▶ What this task involves
Go through each line of the entries below and tally those containing the string "value"; give only the total.

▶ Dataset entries
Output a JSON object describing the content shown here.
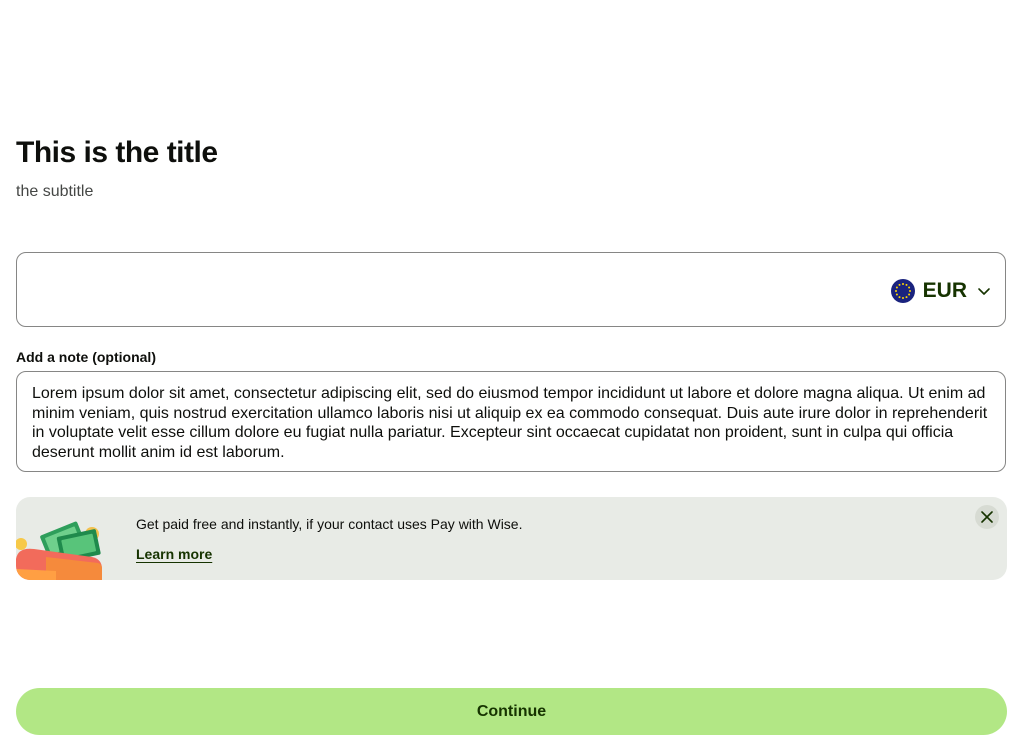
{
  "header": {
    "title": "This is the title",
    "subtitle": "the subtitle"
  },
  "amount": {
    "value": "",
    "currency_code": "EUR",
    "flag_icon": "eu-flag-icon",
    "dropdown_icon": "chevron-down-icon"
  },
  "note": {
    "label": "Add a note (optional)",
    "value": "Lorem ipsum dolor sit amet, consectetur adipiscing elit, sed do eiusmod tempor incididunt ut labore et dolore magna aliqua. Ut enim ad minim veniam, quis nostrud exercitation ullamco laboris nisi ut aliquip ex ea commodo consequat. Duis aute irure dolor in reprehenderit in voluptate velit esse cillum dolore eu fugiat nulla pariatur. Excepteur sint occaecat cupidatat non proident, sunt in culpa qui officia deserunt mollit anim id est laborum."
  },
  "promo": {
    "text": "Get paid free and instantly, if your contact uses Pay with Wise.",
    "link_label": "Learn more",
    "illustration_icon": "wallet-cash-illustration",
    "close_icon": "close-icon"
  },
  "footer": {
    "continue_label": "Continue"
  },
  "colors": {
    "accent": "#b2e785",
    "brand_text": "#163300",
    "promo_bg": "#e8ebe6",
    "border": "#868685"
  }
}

▶ Response to this exercise
2